So it was just me at home really, with a little support from the boys. Things had to change at some point; Ann from Dorothy House told me that right from the beginning. I heard it all, took it all in and filed it away somewhere. “Carers, respite…” No; “Me, home, bed…” And in the end we were both a little bit right. Though I was more right (of course).
After Nigel’s fall on the 18th of December, he took himself up to bed. Although he continued getting up for the toilet, he never came back downstairs. The nurses still came though, to check his blood sugar levels and, slowly, they slipped into my life. I felt comfortable with them there, bathing Nige in bed and it meant that I could share any worries I had. It turns out I had quite a few…
They saw me struggling to get Nige to the bathroom – two days later we had a commode and a bed bar so he could pull himself upright. The commode was the biggest help yet when first offered one I said, “No, no, I’m fine…” It took me almost a week to succumb. Same thing happened with the Over Night Respite Care. Actually, that wasn’t really that helpful. Twilight Nurses? “Honestly, I’m fine…” In just a few weeks the bedroom resembled a ward, with a commode, bed bar, back rest, slide sheets, handling belt, ankle pressure mattress and a whole body mattress topper – you turn your back for a second!
In the final week carers were introduced. It started with a letter from Virgin Care telling Nige that he qualified for care… Then there they were, complete with file, three times a day (four, if I wanted). I know I would’ve got used to them but I didn’t have to. I think we had one complete day – maybe two. On the Friday he died, Anna knocked the door. The nurses had been around a few times to set up syringe drivers and Anna was dropping off more meds.
“I’m so glad you’re here. He’s not right, he’s been different all day.”
It started with no appetite. Then, at about half 4, his breathing changed. He was shaky, and sounded like he was straining. I told Anna that at first I thought it was serious but then I started to think that maybe he just needed to empty his bowels – it had been 12 days. Anna concurred that he was straining and did a sweep. He was more comfortable then, his breathing, still laboured, was less pained.
“I’m not going to say that things haven’t changed because it’s hard to tell but…”
“I know. I know. But at least he’s less uncomfortable… and he’s had a pretty blonde nurse put her fingers up his bum, which I’m sure was on his ‘to do’ list!”
I think we both knew that the beginning of the end had started. With Gabe at work and Harry in the garden, I perched on the bed and took his hand… His breathing went through stages, each one gentler than the last. As the tears fell he slipped away. I waited and waited for the next breathe… and waited.

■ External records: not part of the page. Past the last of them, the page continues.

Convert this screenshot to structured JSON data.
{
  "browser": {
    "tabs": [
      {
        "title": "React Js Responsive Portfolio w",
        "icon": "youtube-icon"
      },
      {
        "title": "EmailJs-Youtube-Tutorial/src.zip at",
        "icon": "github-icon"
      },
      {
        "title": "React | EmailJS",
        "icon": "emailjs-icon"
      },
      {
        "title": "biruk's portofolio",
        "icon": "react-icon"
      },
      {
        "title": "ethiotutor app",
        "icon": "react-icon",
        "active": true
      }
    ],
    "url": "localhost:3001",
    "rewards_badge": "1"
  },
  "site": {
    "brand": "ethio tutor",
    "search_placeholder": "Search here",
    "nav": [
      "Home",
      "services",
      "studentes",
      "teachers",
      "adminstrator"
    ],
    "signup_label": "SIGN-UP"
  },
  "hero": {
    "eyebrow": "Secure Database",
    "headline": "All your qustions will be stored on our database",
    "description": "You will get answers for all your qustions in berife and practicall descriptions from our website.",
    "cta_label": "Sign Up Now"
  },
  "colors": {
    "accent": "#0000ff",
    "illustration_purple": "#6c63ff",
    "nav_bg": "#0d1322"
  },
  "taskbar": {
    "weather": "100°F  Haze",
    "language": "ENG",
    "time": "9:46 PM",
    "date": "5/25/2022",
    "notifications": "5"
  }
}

“I wanted my family to be that but they showed me over and over that they didn’t want me. So that’s it; I’m done. I hate them all.”